• Swiss move on quantum cryptography

    Ensuring effective data security is the next challenge for global data networks; quantum cryptography offers such effective security; the Swiss national election in October 2007 provided first real-life test of the technology, and Swiss now move to implement it in security-sensitive sectors of the economy

  • Reviewing -- and fixing -- Open Source code security holes

    Popular open source projects such as Samba, the PHP, Perl, Tcl dynamic languages, and Amanda were found to have dozens or hundreds of security exposures; some are quicker than others in fixing the problem

  • A new Wi-Fi security worry: Sidejacking

    Two hackers’ tools — Ferret and Hamster — “sidejack” machines using Wi-Fi and accesses their Web accounts; Hamster hacks the cookies and URL trail left behind by a Wi-Fi user, and the attacker then can pose as the victim and read, send, and receive e-mail on his or her behalf

  • U.S. forces in Europe pay more attention to cybersecurity

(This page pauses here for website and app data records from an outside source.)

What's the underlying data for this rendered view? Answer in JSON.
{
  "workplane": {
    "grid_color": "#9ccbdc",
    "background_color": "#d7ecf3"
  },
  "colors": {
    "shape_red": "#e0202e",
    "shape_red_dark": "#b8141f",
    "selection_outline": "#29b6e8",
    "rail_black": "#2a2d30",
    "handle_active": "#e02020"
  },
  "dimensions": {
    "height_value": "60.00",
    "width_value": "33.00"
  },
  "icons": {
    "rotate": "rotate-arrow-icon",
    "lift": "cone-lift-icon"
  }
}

    Greater reliance on cyberspace by the U.S. military offers many benefits, but also introduces many vulnerabilities; the 5th Signal Command creates cyber cells to monitor and improve cyber security

  • Cisco release global security report

    Security threats and attacks have become more global and sophisticated; as the adoption of more and more IP-connected devices, applications, and communication methods increases, the opportunity emerges for a greater number of attacks

  • 700 MHz auction attracts 96 bidders

    By February 2009, TV broadcasters will have to vacate the 700 MHz so they can offer digital-only TV, as mandated by Congress; FCC will hold an auction for the coveted vacated spectrum, and 96 bidders — the usual suspects, but also Paul Allen, Chevron, and others — have been accepted (there were also 170 incomplete applications)

  • Phishing attacks escalated in 2007

    Gartner survey finds that $3.2 billion was lost due to phishing attacks in 2007; 3.6 million Americans lost money in phishing attacks in the twelve months ending in August 2007, compared with the 2.3 million who did so the year before

  • Quantum communication over long distance, flawed networks possible

    Chinese scientists offer possible breakthrough in quantum communication — overcoming the problem of quantum entanglement between photons at long distances; the scientists show a quantum-communications network in which producing entanglement over a long distance is conceptually possible

  • Dutch health insurance database easily accessible

    The Dutch Vecozo medical database is used by Dutch health care workers to make payments easier and to check Dutch medical insurance data; trouble is, at least 80,000 people are able to search the database, which contains personal information about nearly every Dutch citizen

  • Fiber optics no obstacle to cyber crime

    Fiber optics are an ideal transmission medium, and the length of cable installed around the globe is estimated at more than 300 million kilometers; fiber optic networks are employed by many banks, insurance companies, enterprises, and public authorities as their communication backbone, supporting critical business activities; fiber optic cables are as vulnerable to hacking as traditional copper wires

  • China suspected in hacking attempt on Oak Ridge National Lab

    In October about 1,100 employees at the Oak Ridge National Lab received versions of seven phishing e-mails which appeared legitimate; eleven employees opened the e-mails’ attachments, which enabled the hackers to infiltrate the Lab’s system and remove data; Last week DHS circulated memo to security experts pointing to China as the source of the October hacking at the weapon lab

  • Grisoft acquires Exploit Prevention Labs

    Exploit Prevention Labs specializes in safe surfing technology that protects Internet users against malicious web sites and drive-by downloaded exploits; Grisoft expands it Web security offerings

  • How to secure the new data center

    Virtualization is disruptive, and it changes the rules for how companies secure — or, rather, ought to secure — their data and their computing infrastructure

  • AFIT team wins annual DOD Cyber Crime Center Challenge

    Four graduate students from the Air Force Institute of Technology win highly competitive annual DOD Cyber Crime Center Challenge; the winning team used innovative techniques to crack passwords; repair damaged media such as CDs, DVDs, and a thumb drive; extract hidden information from audio files; and dissect digitally altered photos

  • Defense panel worries about foreign software development

    The U.S. Department of Defense and other government agencies rely more and more on software developed outside the U.S.; a Defense Science Board task force warns that this “creates a rich opportunity to damage or destroy elements of the [U.S.] warfighter’s capability”